No authority was put before the Court which defined ‘substantial injustice’ which his Lordship was not “wholly surprised by…” and he commented that, “county court judges will generally “know it when they see it” (at [49]).



The outcome at first instance would strike many as unsustainable and the result of the appeal is undoubtedly correct.

However, as observed in the introduction, the High Court has, once again, refused to provide any tangible test or meaningful guidance on what constitutes ‘substantial injustice’.  Whilst one can perhaps understand the Court’s reticence to do so given the open textured nature of the phrase and the innumerable circumstances in which such an argument might arise, it continues to be somewhat frustrating given the facts and initial outcome in Woodger demonstrate that the concept of ‘substantial injustice’ is being applied in a non-uniform way, sometimes resulting in untenable and unexpected results which necessarily give rise to further time and costs inherent in the consequential appeals.  Given the High Court has now had a number of opportunities to provide more robust guidance on this issue, it seems fair to assume that it will continue to decline to do so.


A number of interesting points do arise from Woodger:

i)    The Court has reiterated that the mere loss of the honest/genuine part of the claim is, in and of itself, insufficient to amount to ‘substantial injustice’ (although that fact seemed tolerably clear from the wording of s. 57(3) and the decision in LOCOG);

ii)    His Lordship noted that in Iddon at [103], HHJ Sephton Q.C. had approached the question of ‘substantial injustice’ by balancing on the one hand, the nature and extent of the dishonesty, and on the other the injustice of dismissing the whole claim. At [48], Julian Knowles J adopted (and therefore it appears tacitly approved) that ‘balancing exercise’ when considering whether ‘substantial injustice’ is made out; and

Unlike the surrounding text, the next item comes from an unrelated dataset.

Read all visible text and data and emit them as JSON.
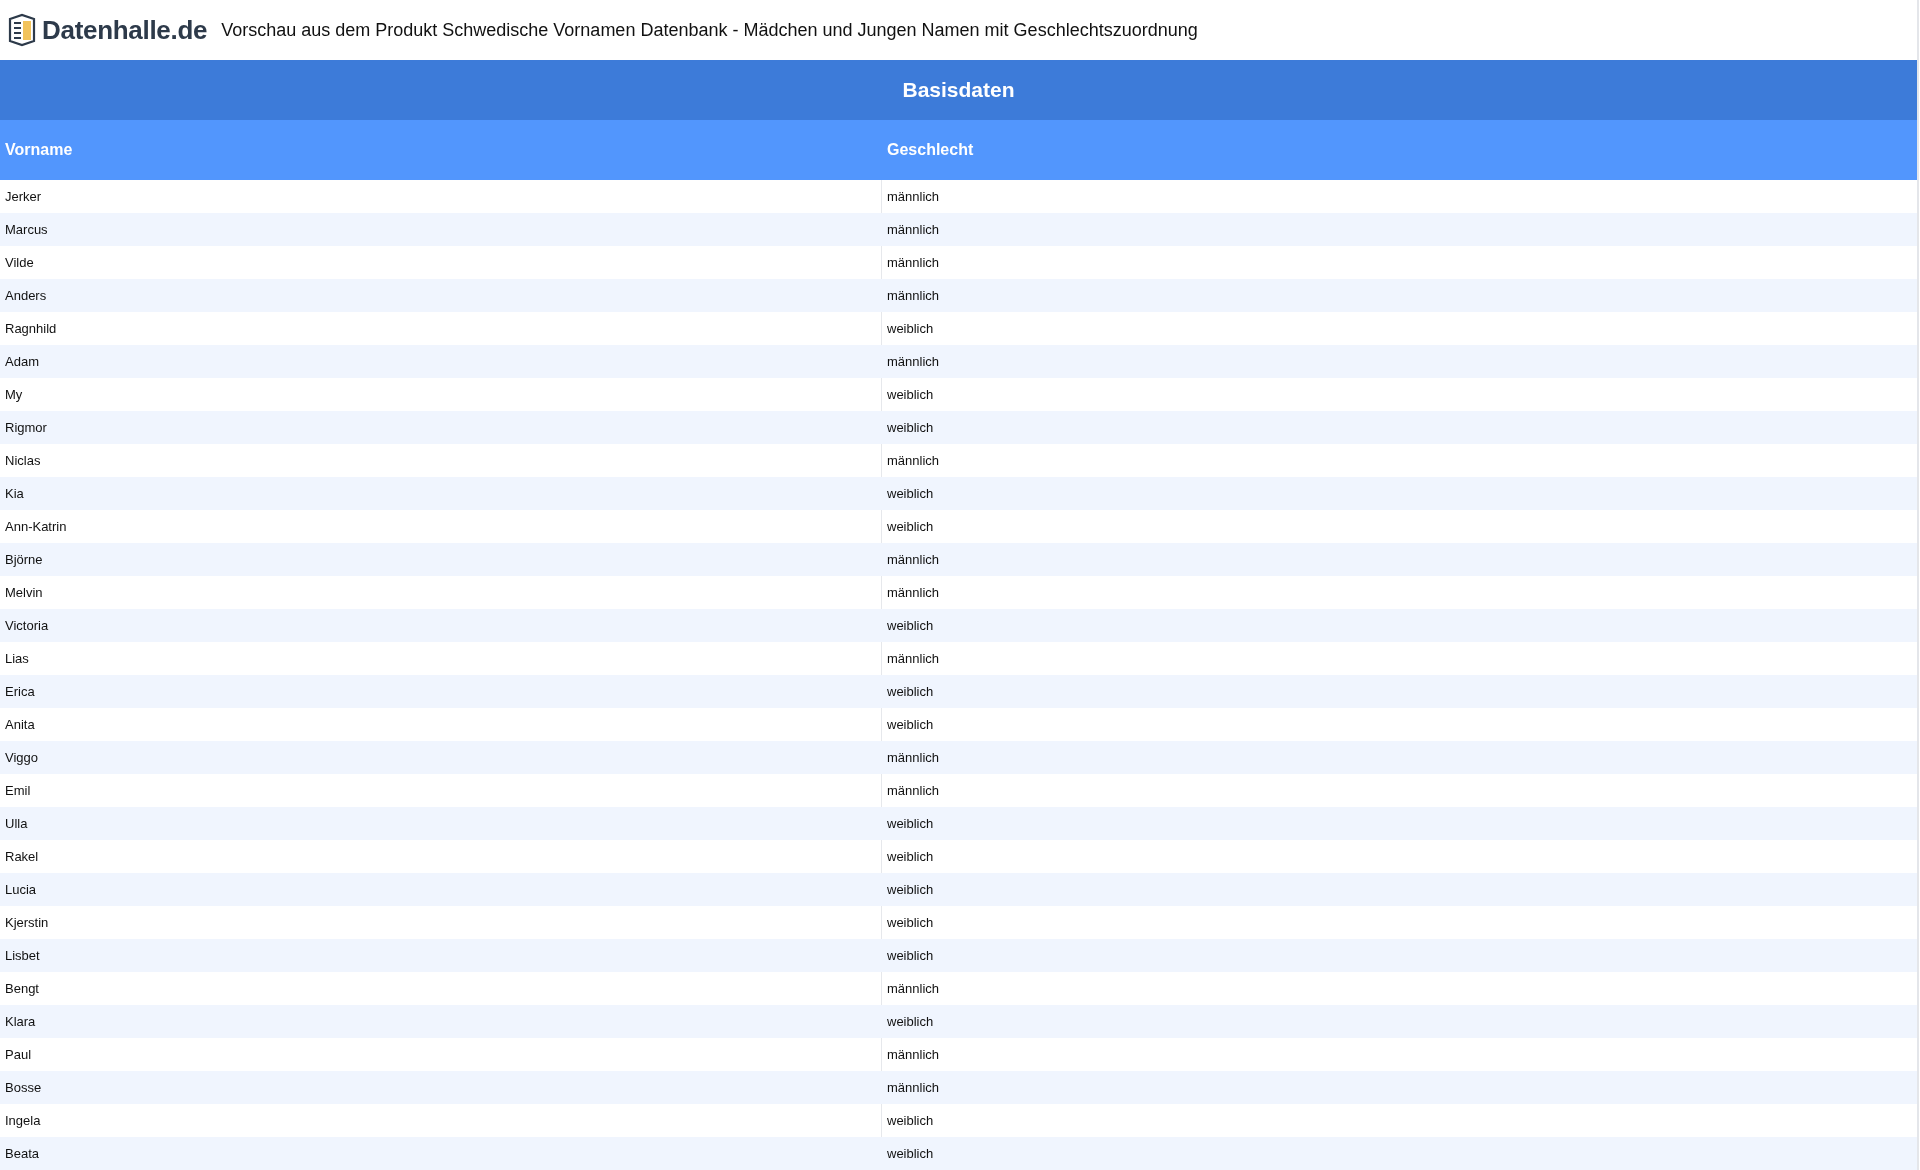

iii)    In relation to HHJ Godsmark Q.C.’s finding that ‘substantial injustice’ was established he, inter alia, relied on the fact that the Claimant had received care and assistance from third parties. Julian Knowles J rejected that approach as affording a proper basis for finding there would be ‘substantial injustice’.  It is not clear from the judgment whether the High Court was referred to the decision of HHJ Melissa Clarke (sitting as a High Court Judge) in Patel v (1) Arriva Midlands Limited; (2) Zurich Insurance PLC [2019] EWHC 1216 (QB), but its conclusion would appear consistent with HHJ Clarke’s view at [95].

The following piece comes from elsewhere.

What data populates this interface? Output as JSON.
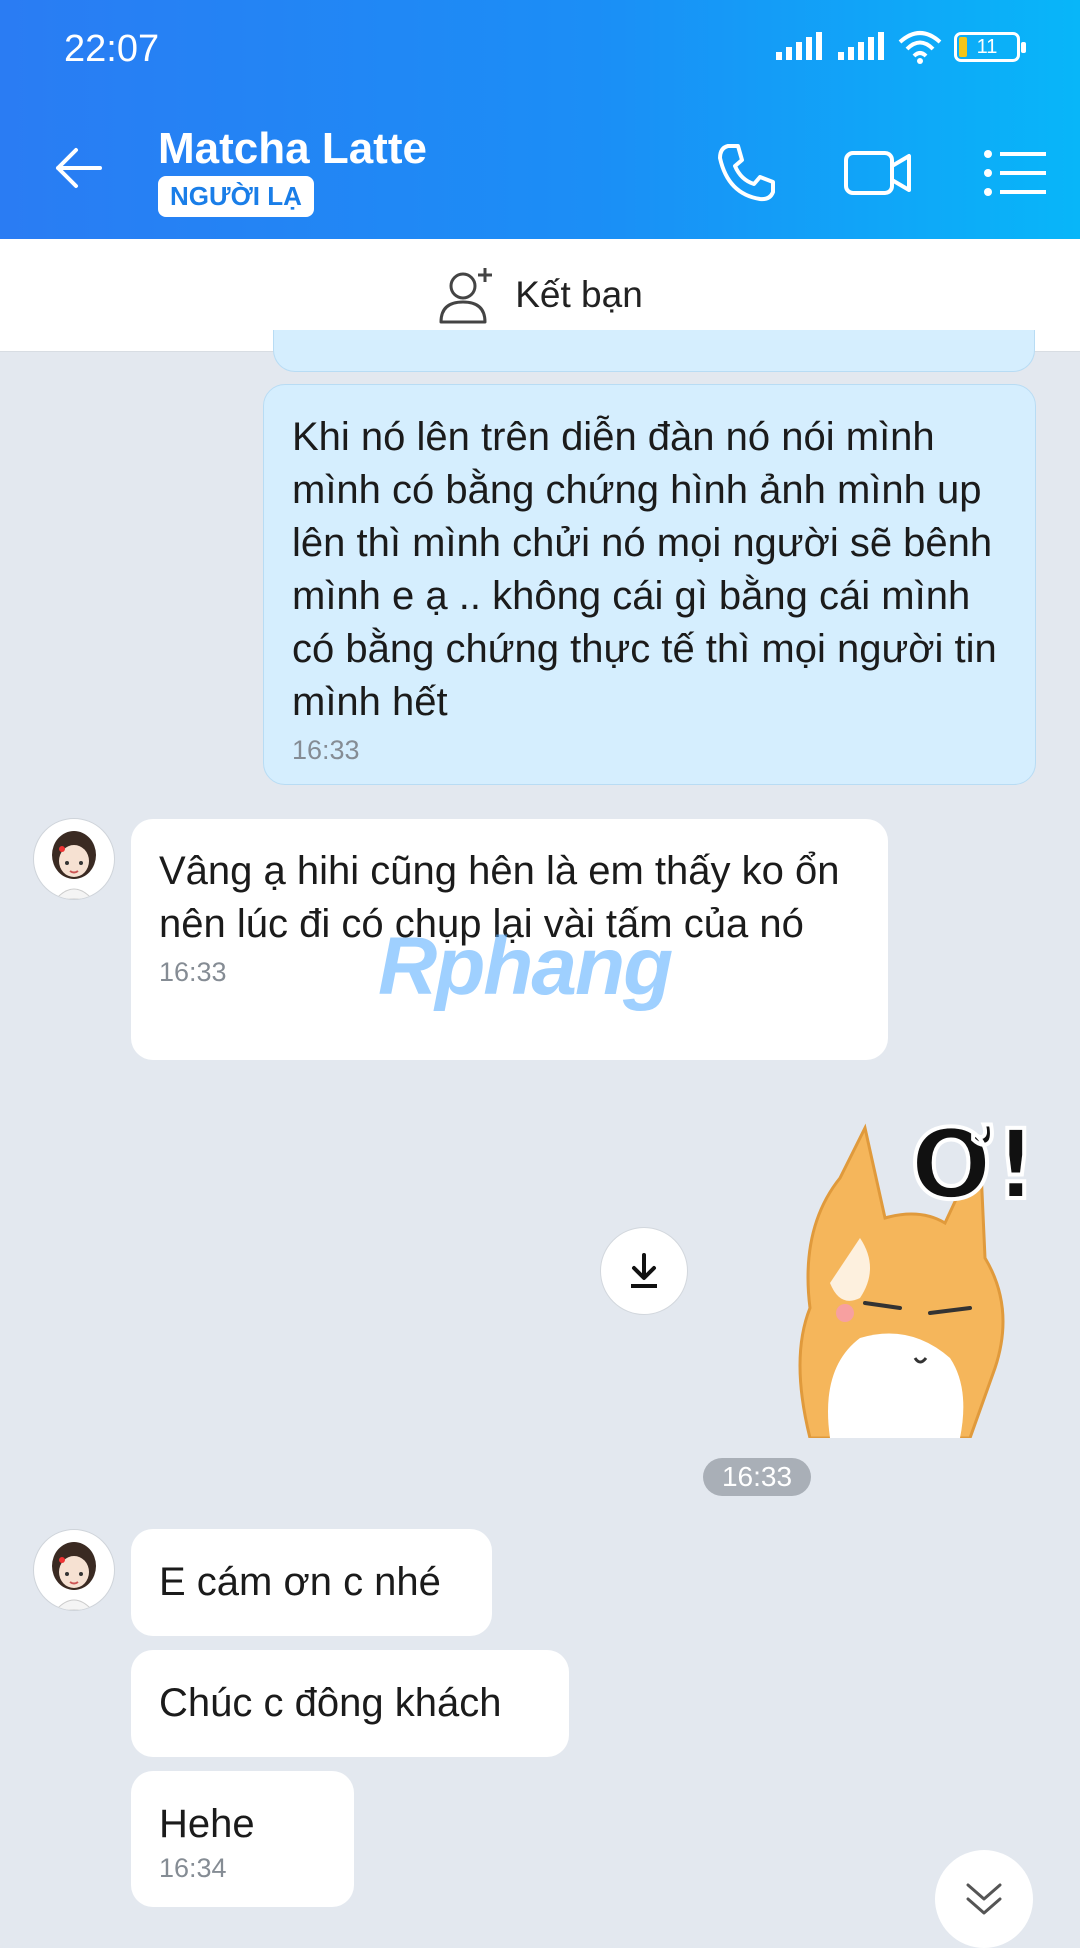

The Court declined to decide whether HHJ Godsmark Q.C. had the power under s. 57 to reduce the Claimant’s damages as he did – namely dismissing all aspects of the claim relating to the dishonestly advanced case on lack of earning capacity.  That point was left open to be determined in a case where it properly arises (at [53]).  Such an argument raises an interesting point; it is tentatively suggested that no such power arises under s. 57 and that the effect and intention of the statute is to dismiss the entirety of the claim, including all genuine elements, and that it does not afford a power to dismiss, on a piecemeal or selective basis, only those heads of loss directly relatable to the proven dishonesty.  Such an approach would seem contrary to the wording of the statute.  Moreover, the importation of a ‘discretion’ is problematic – it is contrary to the clear intention of s. 57, the mischief at which it is directed, and its recognised punitive intent; plus it leaves uncertain the scope of, and limits on, the exercise of any such discretion.   Such issues may require further ventilation at appellate level in due course.

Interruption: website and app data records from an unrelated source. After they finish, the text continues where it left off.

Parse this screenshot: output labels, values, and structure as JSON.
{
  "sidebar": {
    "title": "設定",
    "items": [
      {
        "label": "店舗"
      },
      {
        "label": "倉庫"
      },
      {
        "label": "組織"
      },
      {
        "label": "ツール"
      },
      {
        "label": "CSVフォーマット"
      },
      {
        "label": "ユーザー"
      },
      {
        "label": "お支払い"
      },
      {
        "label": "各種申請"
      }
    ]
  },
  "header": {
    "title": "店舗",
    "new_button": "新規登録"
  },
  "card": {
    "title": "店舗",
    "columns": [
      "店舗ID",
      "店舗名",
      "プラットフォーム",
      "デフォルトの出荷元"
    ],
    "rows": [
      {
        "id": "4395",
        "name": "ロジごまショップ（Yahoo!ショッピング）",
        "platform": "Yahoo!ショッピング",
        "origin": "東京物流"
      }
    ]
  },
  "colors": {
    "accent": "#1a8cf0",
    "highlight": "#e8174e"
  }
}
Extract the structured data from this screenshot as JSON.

In the meantime, practitioners have to simply hope that first instance Judges will ‘know substantial injustice when they see it’… making advising on such issues wholly straightforward for everyone!


Jake Rowley is a member of the Farrar’s Building Personal Injury and Civil Fraud Teams.  Jake has a particular interest and expertise in cases involving allegations of dishonesty and is the author of “Fundamental Dishonesty and QOCS in Personal Injury Proceedings: Law and Practice”.  Jake frequently delivers training, seminars and workshops upon request.  For any further information, or to instruct Jake, please contact the Farrar’s Building Clerking Team.